── EXTRACTED ENTRIES ──
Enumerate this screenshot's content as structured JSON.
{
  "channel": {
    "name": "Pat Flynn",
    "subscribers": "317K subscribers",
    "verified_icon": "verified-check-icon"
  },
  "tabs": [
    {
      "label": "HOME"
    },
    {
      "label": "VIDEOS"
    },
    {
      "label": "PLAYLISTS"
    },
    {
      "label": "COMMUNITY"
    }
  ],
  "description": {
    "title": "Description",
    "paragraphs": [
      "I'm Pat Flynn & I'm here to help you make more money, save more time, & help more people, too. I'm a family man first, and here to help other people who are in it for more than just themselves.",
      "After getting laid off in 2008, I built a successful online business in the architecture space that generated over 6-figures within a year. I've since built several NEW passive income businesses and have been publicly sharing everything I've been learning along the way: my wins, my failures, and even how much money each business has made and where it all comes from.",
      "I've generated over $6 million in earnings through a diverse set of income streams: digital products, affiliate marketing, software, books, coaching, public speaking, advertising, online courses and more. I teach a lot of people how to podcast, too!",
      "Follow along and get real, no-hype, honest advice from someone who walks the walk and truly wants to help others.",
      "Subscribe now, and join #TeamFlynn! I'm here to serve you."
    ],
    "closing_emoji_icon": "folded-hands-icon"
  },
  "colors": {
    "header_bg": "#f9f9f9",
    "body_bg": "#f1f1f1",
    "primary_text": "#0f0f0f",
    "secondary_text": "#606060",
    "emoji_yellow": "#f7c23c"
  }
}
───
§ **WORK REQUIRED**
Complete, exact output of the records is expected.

§ **TASK ANSWER**
Enumerate this screenshot's content as structured JSON.
{
  "channel": {
    "name": "Pat Flynn",
    "subscribers": "317K subscribers",
    "verified_icon": "verified-check-icon"
  },
  "tabs": [
    {
      "label": "HOME"
    },
    {
      "label": "VIDEOS"
    },
    {
      "label": "PLAYLISTS"
    },
    {
      "label": "COMMUNITY"
    }
  ],
  "description": {
    "title": "Description",
    "paragraphs": [
      "I'm Pat Flynn & I'm here to help you make more money, save more time, & help more people, too. I'm a family man first, and here to help other people who are in it for more than just themselves.",
      "After getting laid off in 2008, I built a successful online business in the architecture space that generated over 6-figures within a year. I've since built several NEW passive income businesses and have been publicly sharing everything I've been learning along the way: my wins, my failures, and even how much money each business has made and where it all comes from.",
      "I've generated over $6 million in earnings through a diverse set of income streams: digital products, affiliate marketing, software, books, coaching, public speaking, advertising, online courses and more. I teach a lot of people how to podcast, too!",
      "Follow along and get real, no-hype, honest advice from someone who walks the walk and truly wants to help others.",
      "Subscribe now, and join #TeamFlynn! I'm here to serve you."
    ],
    "closing_emoji_icon": "folded-hands-icon"
  },
  "colors": {
    "header_bg": "#f9f9f9",
    "body_bg": "#f1f1f1",
    "primary_text": "#0f0f0f",
    "secondary_text": "#606060",
    "emoji_yellow": "#f7c23c"
  }
}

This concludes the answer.